“Disruptive shopping experiences”
Facebook CTO Mike Schroepfer, Building 8's Regina Dugan, and CEO Mark Zuckerberg. Facebook
While Building 8 is only less than a year old, the group is already ramping up plans to release its products into the wild, with multiple open “go-to-market,” retail, supply chain, and customer experience job positions listed on its website.
An open retail manager positionsays the job will “have the responsibility of creating disruptive ground up shopping experiences of Facebook consumer hardware,” and another open partnerships lead positionsays the person will “build an engaging and successful 3 year partnership strategy for Building 8 retail.”
The listings also indicate that Facebook plans to leverage outside partnerships to sell its products. One responsibility for the partnerships lead position is to “identify unique and inspiring collaborations that will drive innovation, impact social good, and inspire consumer loyalty and trust.”
Shipping and selling consumer hardware to millions of people represents a new challenge for Facebook, which to date has only tried smaller-scale retail pushes for its expensive Oculus VR headset.
Facebook’s early efforts with Building 8 are an indication that the company wants to be a serious player in augmented reality, which is considered to be the next frontier of technology, according to Loup Ventures partner Gene Munster.
“They realize to be part of this next wave, they’ve got to get real and hurry,” said Munster, who was previously known for his coverage of Apple as a Piper Jaffray analyst.

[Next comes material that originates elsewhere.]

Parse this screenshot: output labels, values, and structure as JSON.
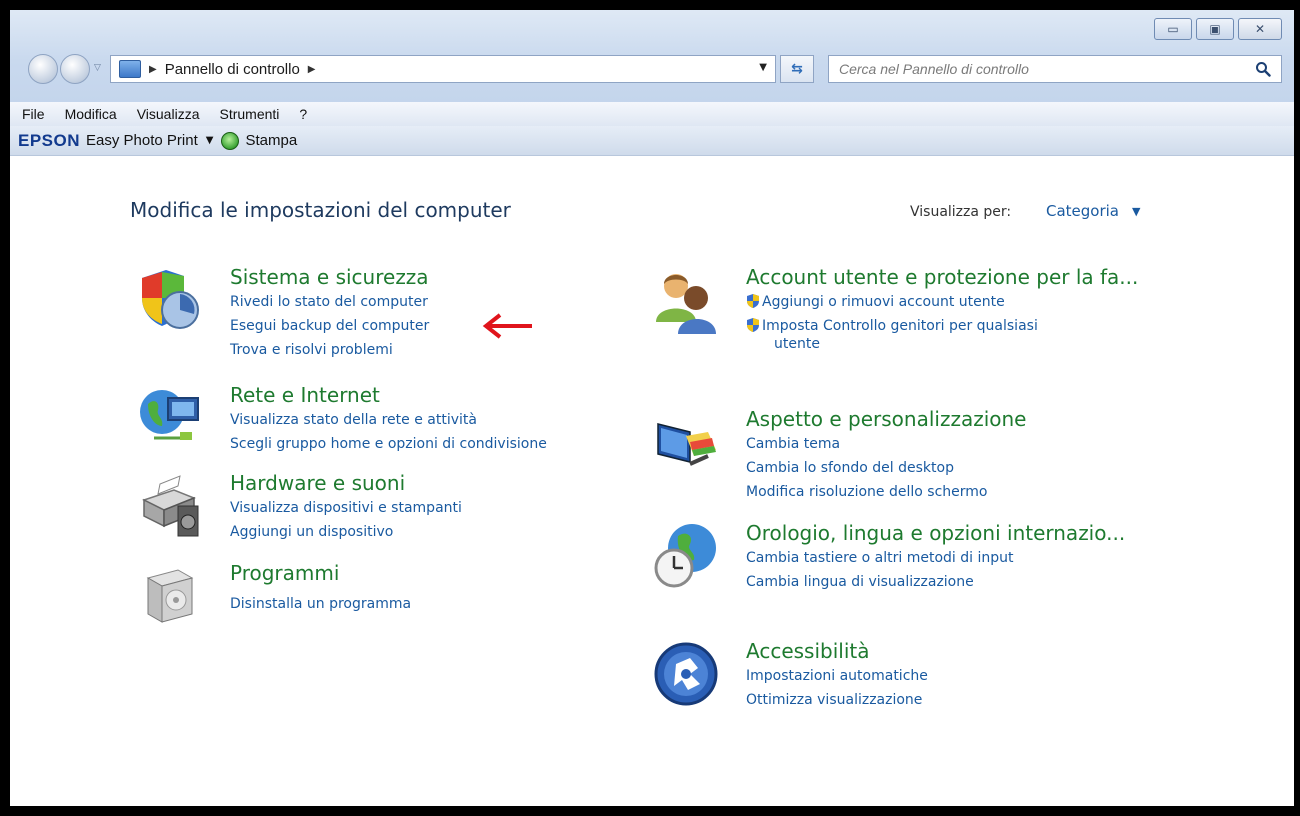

Munster, whose firm closely follows augmented and virtual reality companies, foresees Facebook wanting to ship at least 20 million units per year to be considered a successful consumer hardware company. Even then, he predicts that competition from the likes of larger companies like Apple and smaller incumbents like Snap Inc. will be strong.
Google attempted to be an early player in augmented reality with its Glass eyewear. The product completely flopped.Justin Sullivan/Getty Images
“It’s a sign that they want to be more impactful and have a seat at the table,” he said of Facebook’s hardware efforts with Building 8. “I think it’s the right thing to do, but I’m hesitant to say it will be a success.”
Still, Building 8 is continuing to make hires from well-known hardware companies. The majority of Building 8’s senior leadership previously worked with Dugan at Google’s advanced technologies division, including the leadership team responsible for the shuttered Project Ara modular smartphone.
Interestingly, Dugan has made a couple of Facebook posts in recent weeks that hint at what she’s focusing on within Building 8.
In a post from February, she cited a statistic that 93% of “face-to-face” time between parents and their children is done by the time kids graduate high school.
“Most people experience this fact like a kick in the gut,” she wrote. “Because it is a profound reminder of the power of connections. And that we can do more to increase our sense of presence beyond the remaining 7%. I’m optimistic that technology can help... it will require new advances. Including hardware advances. That are social first.”
In a March post, Dugan wrote, “Smartphones have the power to connect us to people far away from us. Too often, at the expense of the people sitting right next to us. We shouldn’t have to choose.”